In the entries below, every line with the string "title" is to be reported.

# Provided data
· · · ·

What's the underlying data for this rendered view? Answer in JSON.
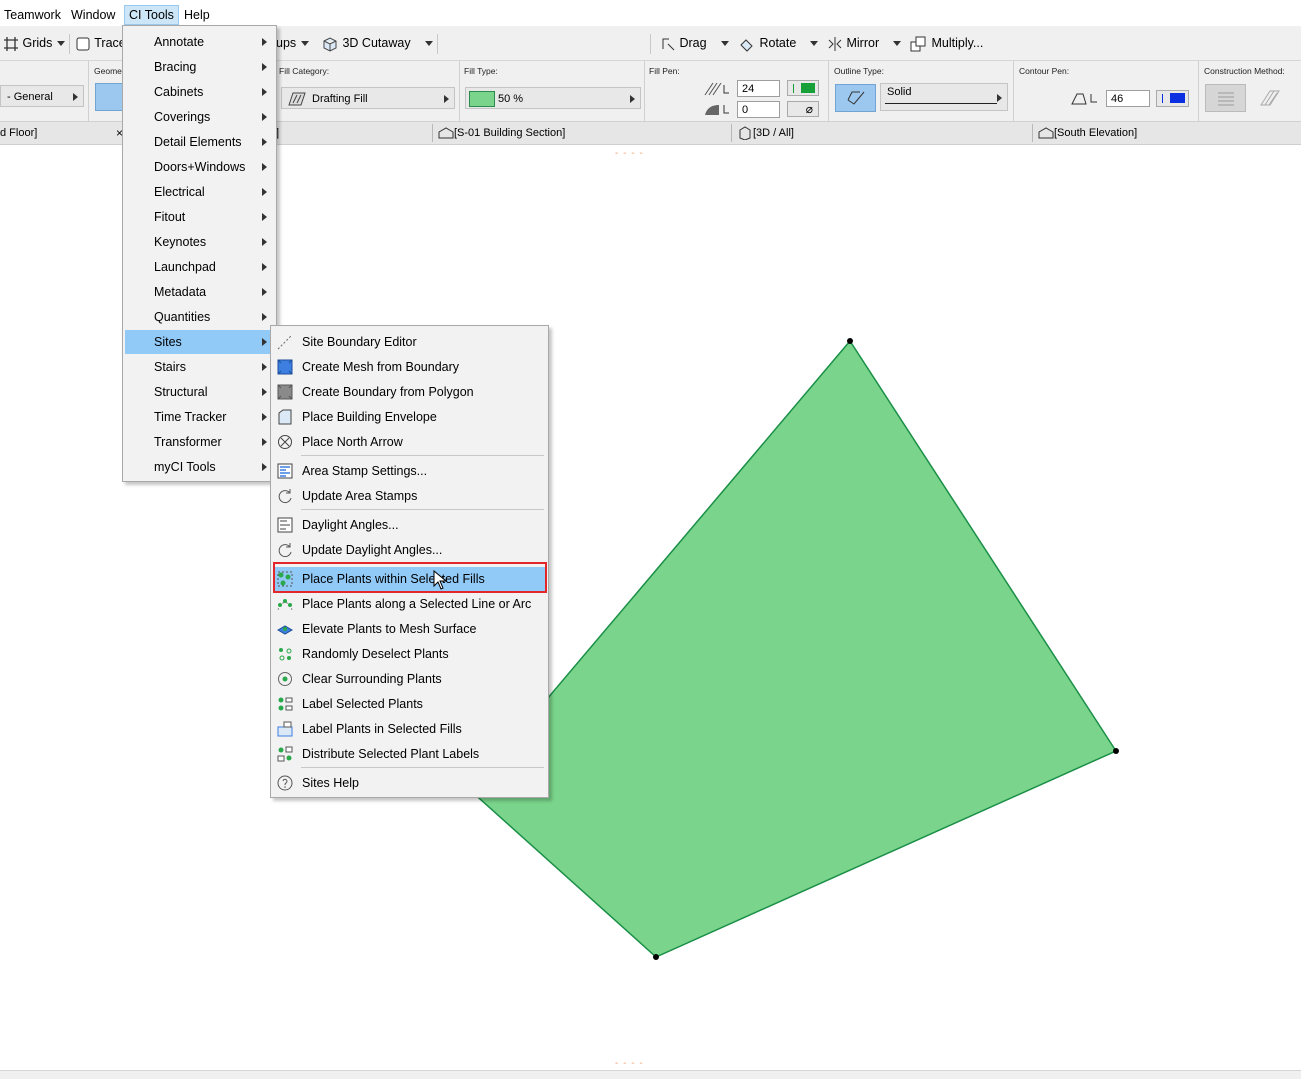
{
  "menubar": {
    "items": [
      "Teamwork",
      "Window",
      "CI Tools",
      "Help"
    ]
  },
  "toolbar": {
    "grids": "Grids",
    "trace": "Trace",
    "ups": "ups",
    "cutaway": "3D Cutaway",
    "drag": "Drag",
    "rotate": "Rotate",
    "mirror": "Mirror",
    "multiply": "Multiply..."
  },
  "infobox": {
    "geometry_label": "Geome",
    "layer_value": "- General",
    "fill_category_label": "Fill Category:",
    "fill_category_value": "Drafting Fill",
    "fill_type_label": "Fill Type:",
    "fill_type_value": "50 %",
    "fill_pen_label": "Fill Pen:",
    "fill_pen_value": "24",
    "bg_pen_value": "0",
    "outline_type_label": "Outline Type:",
    "outline_type_value": "Solid",
    "contour_pen_label": "Contour Pen:",
    "contour_pen_value": "46",
    "construction_method_label": "Construction Method:"
  },
  "tabs": {
    "floor": "d Floor]",
    "close": "×",
    "partial": "]",
    "section": "[S-01 Building Section]",
    "threed": "[3D / All]",
    "elevation": "[South Elevation]"
  },
  "ci_menu": {
    "items": [
      {
        "label": "Annotate"
      },
      {
        "label": "Bracing"
      },
      {
        "label": "Cabinets"
      },
      {
        "label": "Coverings"
      },
      {
        "label": "Detail Elements"
      },
      {
        "label": "Doors+Windows"
      },
      {
        "label": "Electrical"
      },
      {
        "label": "Fitout"
      },
      {
        "label": "Keynotes"
      },
      {
        "label": "Launchpad"
      },
      {
        "label": "Metadata"
      },
      {
        "label": "Quantities"
      },
      {
        "label": "Sites"
      },
      {
        "label": "Stairs"
      },
      {
        "label": "Structural"
      },
      {
        "label": "Time Tracker"
      },
      {
        "label": "Transformer"
      },
      {
        "label": "myCI Tools"
      }
    ]
  },
  "sites_menu": {
    "items": [
      {
        "label": "Site Boundary Editor",
        "icon": "pencil-line-icon"
      },
      {
        "label": "Create Mesh from Boundary",
        "icon": "mesh-icon"
      },
      {
        "label": "Create Boundary from Polygon",
        "icon": "polygon-boundary-icon"
      },
      {
        "label": "Place Building Envelope",
        "icon": "building-envelope-icon"
      },
      {
        "label": "Place North Arrow",
        "icon": "north-arrow-icon"
      },
      {
        "label": "Area Stamp Settings...",
        "icon": "area-stamp-icon"
      },
      {
        "label": "Update Area Stamps",
        "icon": "refresh-icon"
      },
      {
        "label": "Daylight Angles...",
        "icon": "daylight-angles-icon"
      },
      {
        "label": "Update Daylight Angles...",
        "icon": "refresh-icon"
      },
      {
        "label": "Place Plants within Selected Fills",
        "icon": "plants-fill-icon"
      },
      {
        "label": "Place Plants along a Selected Line or Arc",
        "icon": "plants-arc-icon"
      },
      {
        "label": "Elevate Plants to Mesh Surface",
        "icon": "elevate-plants-icon"
      },
      {
        "label": "Randomly Deselect Plants",
        "icon": "random-plants-icon"
      },
      {
        "label": "Clear Surrounding Plants",
        "icon": "clear-plants-icon"
      },
      {
        "label": "Label Selected Plants",
        "icon": "label-plants-icon"
      },
      {
        "label": "Label Plants in Selected Fills",
        "icon": "label-fills-icon"
      },
      {
        "label": "Distribute Selected Plant Labels",
        "icon": "distribute-labels-icon"
      },
      {
        "label": "Sites Help",
        "icon": "help-icon"
      }
    ]
  },
  "canvas": {
    "fill_color": "#7ad48b",
    "outline_color": "#1a8f47"
  },
  "colors": {
    "menu_highlight": "#91c9f7",
    "callout_border": "#e3262a"
  }
}
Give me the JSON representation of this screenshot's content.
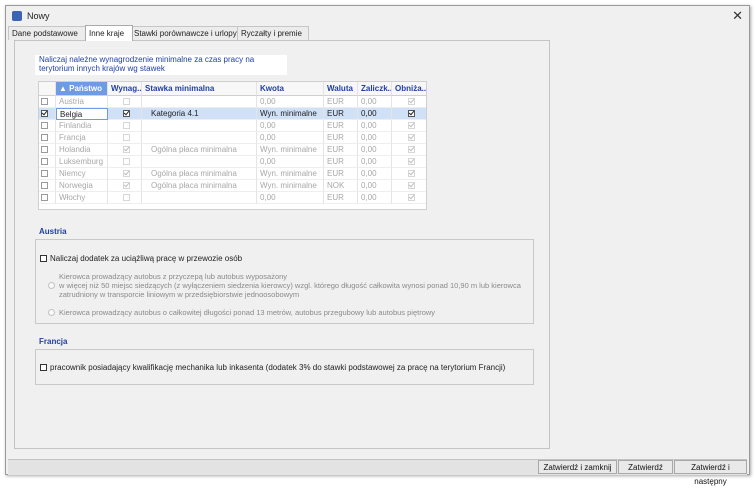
{
  "window": {
    "title": "Nowy"
  },
  "tabs": [
    {
      "label": "Dane podstawowe"
    },
    {
      "label": "Inne kraje"
    },
    {
      "label": "Stawki porównawcze i urlopy"
    },
    {
      "label": "Ryczałty i premie"
    }
  ],
  "note": "Naliczaj należne wynagrodzenie minimalne za czas pracy na terytorium innych krajów wg stawek",
  "grid": {
    "columns": [
      "▲ Państwo",
      "Wynag...",
      "Stawka minimalna",
      "Kwota",
      "Waluta",
      "Zaliczk...",
      "Obniża..."
    ],
    "rows": [
      {
        "include": false,
        "country": "Austria",
        "wynag": false,
        "stawka": "",
        "kwota": "0,00",
        "waluta": "EUR",
        "zaliczka": "0,00",
        "obniza": true
      },
      {
        "include": true,
        "country": "Belgia",
        "wynag": true,
        "stawka": "Kategoria 4.1",
        "kwota": "Wyn. minimalne",
        "waluta": "EUR",
        "zaliczka": "0,00",
        "obniza": true
      },
      {
        "include": false,
        "country": "Finlandia",
        "wynag": false,
        "stawka": "",
        "kwota": "0,00",
        "waluta": "EUR",
        "zaliczka": "0,00",
        "obniza": true
      },
      {
        "include": false,
        "country": "Francja",
        "wynag": false,
        "stawka": "",
        "kwota": "0,00",
        "waluta": "EUR",
        "zaliczka": "0,00",
        "obniza": true
      },
      {
        "include": false,
        "country": "Holandia",
        "wynag": true,
        "stawka": "Ogólna płaca minimalna",
        "kwota": "Wyn. minimalne",
        "waluta": "EUR",
        "zaliczka": "0,00",
        "obniza": true
      },
      {
        "include": false,
        "country": "Luksemburg",
        "wynag": false,
        "stawka": "",
        "kwota": "0,00",
        "waluta": "EUR",
        "zaliczka": "0,00",
        "obniza": true
      },
      {
        "include": false,
        "country": "Niemcy",
        "wynag": true,
        "stawka": "Ogólna płaca minimalna",
        "kwota": "Wyn. minimalne",
        "waluta": "EUR",
        "zaliczka": "0,00",
        "obniza": true
      },
      {
        "include": false,
        "country": "Norwegia",
        "wynag": true,
        "stawka": "Ogólna płaca minimalna",
        "kwota": "Wyn. minimalne",
        "waluta": "NOK",
        "zaliczka": "0,00",
        "obniza": true
      },
      {
        "include": false,
        "country": "Włochy",
        "wynag": false,
        "stawka": "",
        "kwota": "0,00",
        "waluta": "EUR",
        "zaliczka": "0,00",
        "obniza": true
      }
    ]
  },
  "austria": {
    "title": "Austria",
    "checkbox_label": "Naliczaj dodatek za uciążliwą pracę w przewozie osób",
    "option1": "Kierowca prowadzący autobus z przyczepą lub autobus wyposażony w więcej niż 50 miejsc siedzących (z wyłączeniem siedzenia kierowcy) wzgl. którego długość całkowita wynosi ponad 10,90 m lub kierowca zatrudniony w transporcie liniowym w przedsiębiorstwie jednoosobowym",
    "option1_lines": [
      "Kierowca prowadzący autobus z przyczepą lub autobus wyposażony",
      "w więcej niż 50 miejsc siedzących (z wyłączeniem siedzenia kierowcy) wzgl. którego długość całkowita wynosi ponad 10,90 m lub kierowca",
      "zatrudniony w transporcie liniowym w przedsiębiorstwie jednoosobowym"
    ],
    "option2": "Kierowca prowadzący autobus o całkowitej długości ponad 13 metrów, autobus przegubowy lub autobus piętrowy"
  },
  "francja": {
    "title": "Francja",
    "checkbox_label": "pracownik posiadający kwalifikację mechanika lub inkasenta (dodatek 3% do stawki podstawowej za pracę na terytorium Francji)"
  },
  "buttons": {
    "confirm_close": "Zatwierdź i zamknij",
    "confirm": "Zatwierdź",
    "confirm_next": "Zatwierdź i następny"
  },
  "colors": {
    "accent": "#1f3fa3",
    "selection": "#cfe0f7",
    "header_sort": "#6e9ae6"
  }
}
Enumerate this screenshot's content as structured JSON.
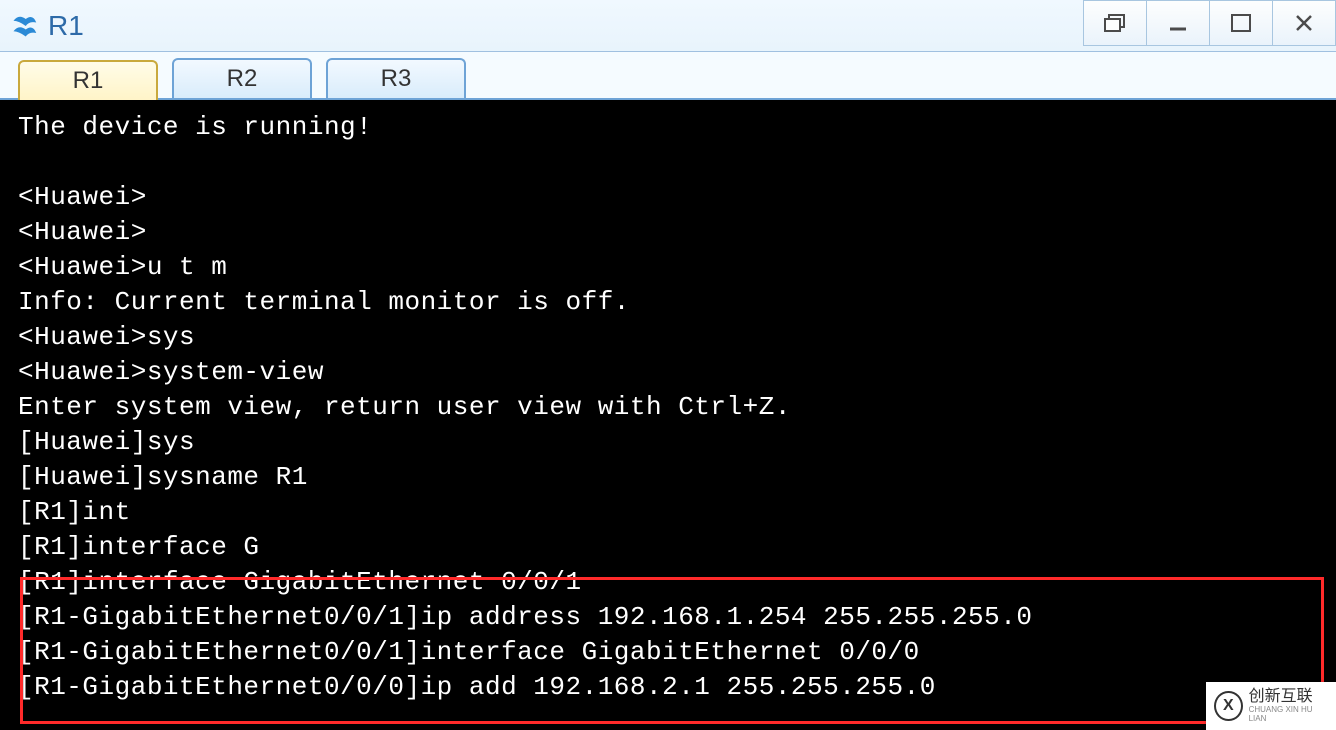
{
  "window": {
    "title": "R1"
  },
  "tabs": [
    {
      "label": "R1",
      "active": true
    },
    {
      "label": "R2",
      "active": false
    },
    {
      "label": "R3",
      "active": false
    }
  ],
  "terminal": {
    "lines": [
      "The device is running!",
      "",
      "<Huawei>",
      "<Huawei>",
      "<Huawei>u t m",
      "Info: Current terminal monitor is off.",
      "<Huawei>sys",
      "<Huawei>system-view",
      "Enter system view, return user view with Ctrl+Z.",
      "[Huawei]sys",
      "[Huawei]sysname R1",
      "[R1]int",
      "[R1]interface G",
      "[R1]interface GigabitEthernet 0/0/1",
      "[R1-GigabitEthernet0/0/1]ip address 192.168.1.254 255.255.255.0",
      "[R1-GigabitEthernet0/0/1]interface GigabitEthernet 0/0/0",
      "[R1-GigabitEthernet0/0/0]ip add 192.168.2.1 255.255.255.0"
    ]
  },
  "watermark": {
    "logo_letter": "X",
    "text": "创新互联",
    "sub": "CHUANG XIN HU LIAN"
  },
  "icons": {
    "app": "ensp-icon",
    "restore": "restore-icon",
    "minimize": "minimize-icon",
    "maximize": "maximize-icon",
    "close": "close-icon"
  }
}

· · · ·

# Problem solution
    "title": "Nowy"
    "title": "Austria",
    "title": "Francja",
    "title": "R1"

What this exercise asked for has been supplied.